In addition to this, some buy-to-let experts are also considering venturing out into more complicated areas of rental accommodation, such as multi-occupancy homes, which are popular with students who are studying away from their paternal nests.

Another area that is attracting an unusually high level of interest from buy-to-let landlords is semi-commercial property investment. This is where one part of the building is used for business reasons, such as a high-street bar or restaurant, and another part of the same property contains a residential flat.

Whereas the residential buy-to-let sector is experiencing a number of difficulties, the commercial property rental market is seemingly unaffected by recent changes, with industrial units being the primary candidate for healthy investment with serious returns.

Why choose commercial leasing as an investor?

The most significant advantage of investing in a commercial property with a view to letting is that the rents are typically much higher than with similarly priced residential lettings. This is a particularly appealing option at a time when most landlords have found themselves having to seriously think about lowering their costs while improving profit margins.

Although retail premises and office spaces are currently performing somewhat less admirably in the commercial letting arena when compared to industrial offerings, the commercial property sector as a whole is doing relatively well at the moment, with demand for such lettings consistently on the increase.

The effects of the Brexit vote

Another factor that is influencing this shift of focus is the Brexit effect and, in particular, the wide degree of uncertainty it caused.
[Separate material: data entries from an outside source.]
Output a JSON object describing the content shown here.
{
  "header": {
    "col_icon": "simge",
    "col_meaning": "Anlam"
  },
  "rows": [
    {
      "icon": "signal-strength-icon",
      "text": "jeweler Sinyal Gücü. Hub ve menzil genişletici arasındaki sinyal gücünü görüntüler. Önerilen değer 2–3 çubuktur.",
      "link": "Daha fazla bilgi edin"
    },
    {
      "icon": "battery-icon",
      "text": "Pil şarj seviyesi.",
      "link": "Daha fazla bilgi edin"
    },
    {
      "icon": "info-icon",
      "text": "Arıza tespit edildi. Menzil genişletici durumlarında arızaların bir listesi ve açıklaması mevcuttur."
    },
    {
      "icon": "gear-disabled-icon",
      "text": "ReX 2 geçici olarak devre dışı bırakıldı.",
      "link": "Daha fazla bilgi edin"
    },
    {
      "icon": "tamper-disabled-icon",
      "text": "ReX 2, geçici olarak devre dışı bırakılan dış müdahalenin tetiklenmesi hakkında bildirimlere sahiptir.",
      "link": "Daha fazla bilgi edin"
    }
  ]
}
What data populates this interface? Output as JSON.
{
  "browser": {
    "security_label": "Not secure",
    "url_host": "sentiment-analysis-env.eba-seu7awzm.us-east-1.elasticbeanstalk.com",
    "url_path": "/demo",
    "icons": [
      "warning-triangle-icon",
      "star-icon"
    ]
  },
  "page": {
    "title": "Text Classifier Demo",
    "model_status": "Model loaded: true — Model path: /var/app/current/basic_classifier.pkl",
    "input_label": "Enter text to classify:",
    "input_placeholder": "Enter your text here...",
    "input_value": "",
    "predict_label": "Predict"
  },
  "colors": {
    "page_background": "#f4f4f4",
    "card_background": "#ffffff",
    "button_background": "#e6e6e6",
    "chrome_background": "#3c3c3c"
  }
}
The most obvious result of this new period of insecurity was a dramatic increase in the number of low-cost commercial property investments entering the market.

‘The slowdown in the investment market during the summer months did inadvertently create a catalogue of available assets marketed at “Brexit factored” prices,’ read a recent report published by Knight Frank.

‘This was pivotal in delivering the strong uplift seen in Q4, which represented the fastest quarter-on-quarter growth in investment volumes for three years. Overseas investors continued to dominate, with £24 billion directly invested in UK commercial property in 2016, accounting for 49 percent of all investment.’

As the government seeks to make life more and more difficult for those in the residential buy-to-let sector, those letting commercial properties as a means of generating revenue seem to be having a much better time of things, with a growing number of UK investors choosing to abandon their domestic rental properties in favour of a more profitable experience.